We’ll review tax-efficient strategies6 that can help you keep more of your gains and lower your taxes each year.

• Max out your retirement accounts

• Select tax-efficient investments

• Put investments in the proper account types

• Avoid short-term capital gains

• Practice tax-loss harvesting 


If you’re not sure where to start or aren’t confident in your ability to meet your retirement savings goals, you’re not alone. Almost 70% of Americans are worried about how to reach a comfortable retirement in uncertain economic times.[4] At our office, we specialize in offering one- on-one guidance for all of life’s important financial transitions.
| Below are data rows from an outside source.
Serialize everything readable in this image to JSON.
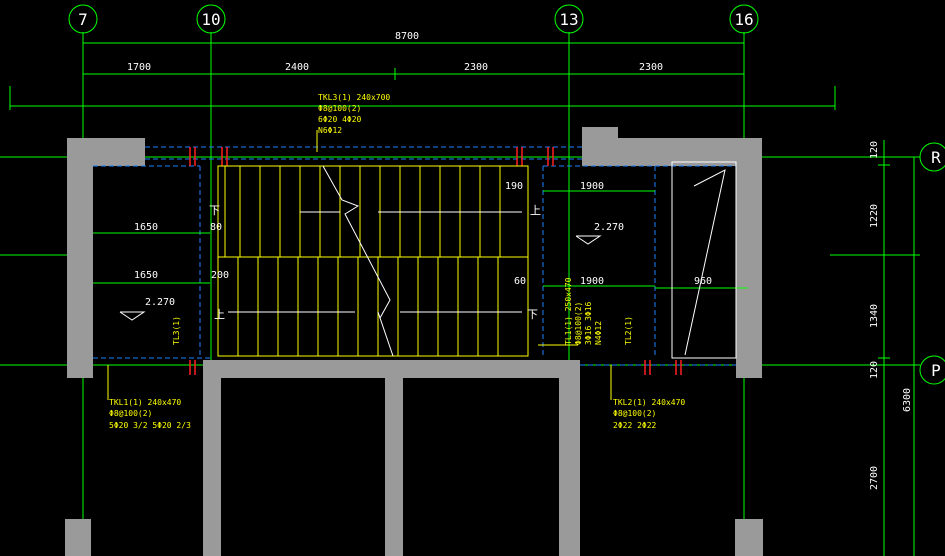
{
  "axes": {
    "top": [
      "7",
      "10",
      "13",
      "16"
    ],
    "right": [
      "R",
      "P"
    ]
  },
  "dimensions": {
    "overall": "8700",
    "bays": [
      "1700",
      "2400",
      "2300",
      "2300"
    ],
    "right_stack": [
      "120",
      "1220",
      "1340",
      "120"
    ],
    "right_bottom": "2700",
    "right_total": "6300"
  },
  "beams": {
    "tkl3": [
      "TKL3(1) 240x700",
      "Φ8@100(2)",
      "6Φ20 4Φ20",
      "N6Φ12"
    ],
    "tkl1": [
      "TKL1(1) 240x470",
      "Φ8@100(2)",
      "5Φ20 3/2 5Φ20 2/3"
    ],
    "tkl2": [
      "TKL2(1) 240x470",
      "Φ8@100(2)",
      "2Φ22 2Φ22"
    ],
    "tl1": [
      "TL1(1) 250x470",
      "Φ8@100(2)",
      "3Φ16 3Φ16",
      "N4Φ12"
    ],
    "tl3_label": "TL3(1)",
    "tl2_label": "TL2(1)"
  },
  "plan_dims": {
    "left_1650_upper": "1650",
    "left_1650_lower": "1650",
    "gap_80": "80",
    "gap_200": "200",
    "gap_190": "190",
    "gap_60": "60",
    "right_1900_upper": "1900",
    "right_1900_lower": "1900",
    "right_960": "960"
  },
  "elevations": {
    "left": "2.270",
    "right": "2.270"
  },
  "stair_marks": {
    "down": "下",
    "up": "上"
  },
  "colors": {
    "background": "#000000",
    "axis_line": "#00ff00",
    "wall": "#9a9a9a",
    "stair": "#ffff00",
    "dim_text": "#ffffff",
    "annotation": "#ffff00",
    "rebar": "#ff2020",
    "hidden": "#2080ff"
  }
}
We can help you understand your personal financial situation and show you exactly what you need to do to pursue your financial goals.

1 “Number of Jobs, Labor Market Experience, and Earnings Growth: Results from a National Longitudinal Survey” Bureau of Labor Statistics. https://www.bls.gov/news. release/pdf/nlsoy.pdf [Accessed Oct 2020] 

2 “Rollovers of Retirement Plan and IRA Distributions” IRS. https://www. irs.gov/retirement-plans/plan-participant-employee/rollovers-of-retirement-plan-and-ira-distributions [Accessed Jan 12, 2021] 

3 “401(k) Taxes: Rules on Withdrawals, Contributions, Deductions & More” NerdWallet. https:// www.nerdwallet.com/article/ taxes/401k-taxes [Accessed Apr 12, 2021] 

4 “Almost 70% of Americans Worry They Won’t Have Enough to Retire” The Motley Fool. https://www.nerdwallet.com/article/taxes/401k-taxes [Accessed Jun 10, 2020] 

5 “Tax-Efficient Investing: Increase Your Portfolio’s Return Potential” Listen Money Matters. https:// www.listenmoneymatters.com/ tax-efficient-investing/ [Accessed Sept 14, 2020]